At the weekend I hit the grand old age of 50! Me! 50!
I’m sure everyone who hits this milestone must stop to take stock – but for myself I feel it does have a special significance.
When I was born it was very rare for a child with a single ventricle condition to survive to adulthood, in fact my parents were told I would be doing well if I reached the age of 5. At the age of 9 I had my first open heart surgery (the Glenn), and, again, my parents were told that my condition was more complicated than envisaged, and so we would all just have to see how it goes. As the years progressed I had a thrombosis and a TIA that both required inpatient treatment, and then I had my second open heart surgery, – the Fontan – at the age of 22.

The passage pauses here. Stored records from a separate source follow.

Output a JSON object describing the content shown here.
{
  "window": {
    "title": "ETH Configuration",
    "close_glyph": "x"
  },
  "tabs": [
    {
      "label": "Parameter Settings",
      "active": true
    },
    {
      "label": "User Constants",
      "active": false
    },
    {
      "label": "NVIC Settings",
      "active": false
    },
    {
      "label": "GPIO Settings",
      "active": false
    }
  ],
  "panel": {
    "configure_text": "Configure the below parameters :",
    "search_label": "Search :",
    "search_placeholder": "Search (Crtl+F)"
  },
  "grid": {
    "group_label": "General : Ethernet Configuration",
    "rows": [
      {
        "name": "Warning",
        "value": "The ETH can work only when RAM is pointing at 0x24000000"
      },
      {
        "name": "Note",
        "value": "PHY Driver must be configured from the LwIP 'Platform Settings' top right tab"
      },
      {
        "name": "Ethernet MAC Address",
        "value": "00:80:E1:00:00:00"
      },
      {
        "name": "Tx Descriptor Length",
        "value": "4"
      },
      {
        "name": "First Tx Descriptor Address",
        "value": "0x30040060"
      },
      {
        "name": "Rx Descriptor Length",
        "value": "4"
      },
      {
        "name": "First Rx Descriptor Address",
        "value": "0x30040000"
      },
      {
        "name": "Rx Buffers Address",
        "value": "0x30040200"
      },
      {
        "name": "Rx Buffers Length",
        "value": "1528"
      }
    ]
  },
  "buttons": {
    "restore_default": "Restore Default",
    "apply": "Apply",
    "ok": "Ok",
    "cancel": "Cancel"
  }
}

Since then I have married and had 2 children. My wonderful and special family, who I love so much, and who make me proud every day.
Obviously my condition has always impacted on my physical abilities, but I don’t think I have particularly been prevented from living the life I wanted to.

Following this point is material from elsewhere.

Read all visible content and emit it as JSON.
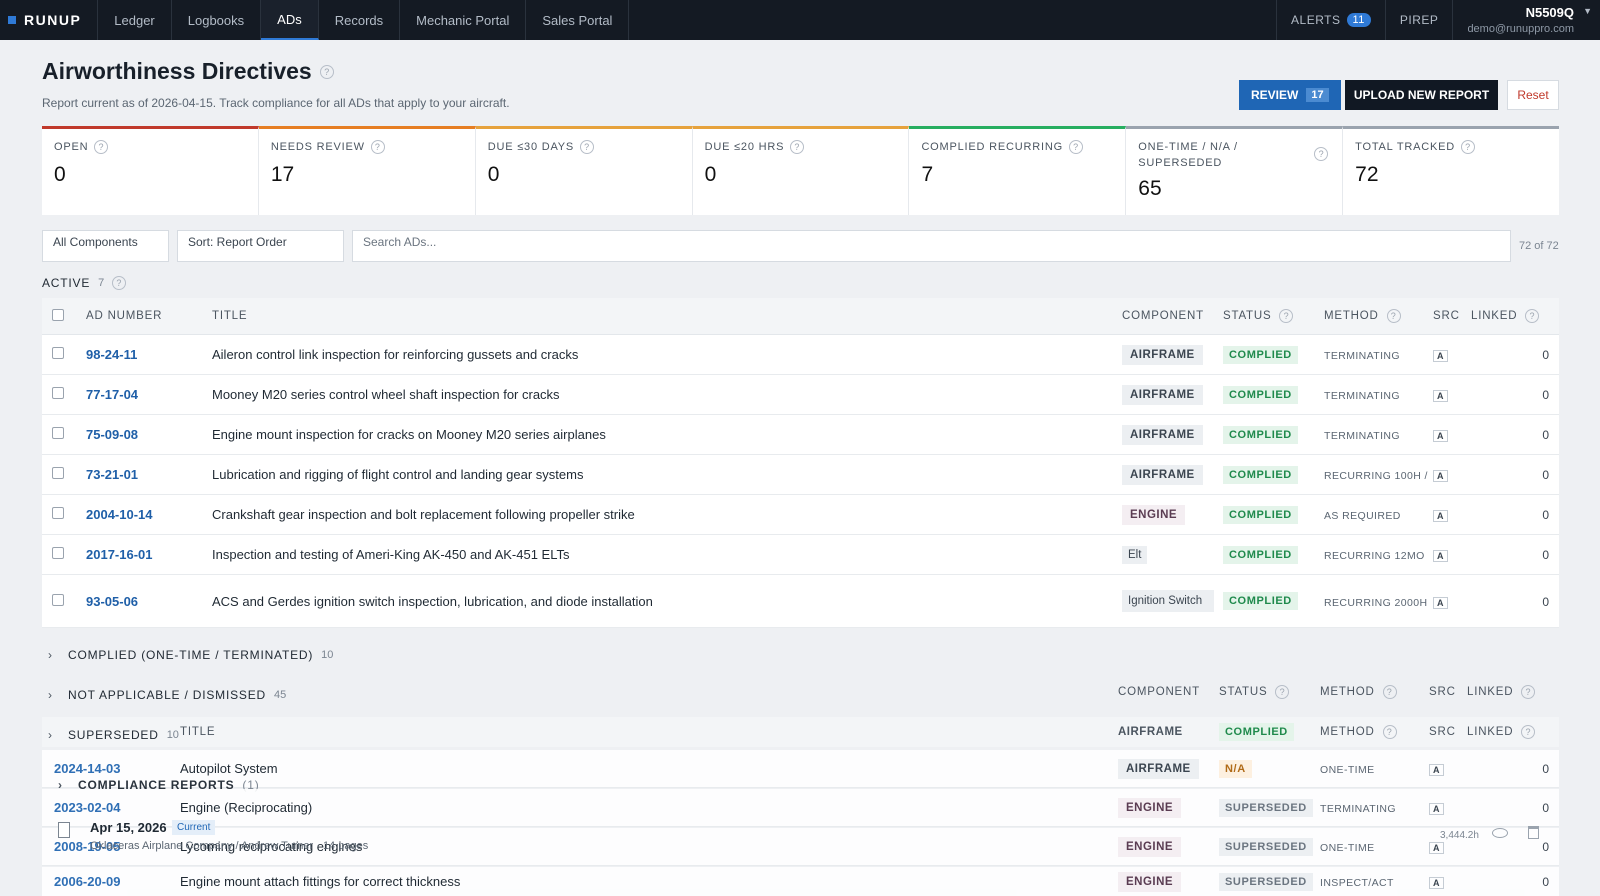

There was the time the school careers advisor told me I couldn’t work with children because I might end up having to deal with ‘disabled ones’! Ha! Little did he know what the future held, nor how I was going to cope with it!
I must admit there have been times, particularly when I had the children, and the Consultants had very little research to go on, I have felt my life is a bit of an experiment, or maybe I should just look at it as trying to be a pioneer – obviously there are others who would simply say I’m stubborn and like to get my own way! Lol!
Someone told me that 50 is the new 40 – well, when I hit 40 my Cardiologists told me they weren’t sure how my health would progress from there on, as, again, there was little research to go. I had a problem with AF and a rapid downturn in health at one point, but the wonderful team at the ACHD unit at QE Hospital, Birmingham popped a pacemaker in me, changed my drugs and set me up to continue with my life once more.
At 50, I really am now just taking it as it comes. I’m continually taking the advice of the doctors to try and stay as healthy as possible, but I really do appreciate that I am very lucky to be this healthy, at this age, and, whilst I don’t wish to blow my own trumpet, I am quite proud to be part of the generation leading the march of the single ventricles!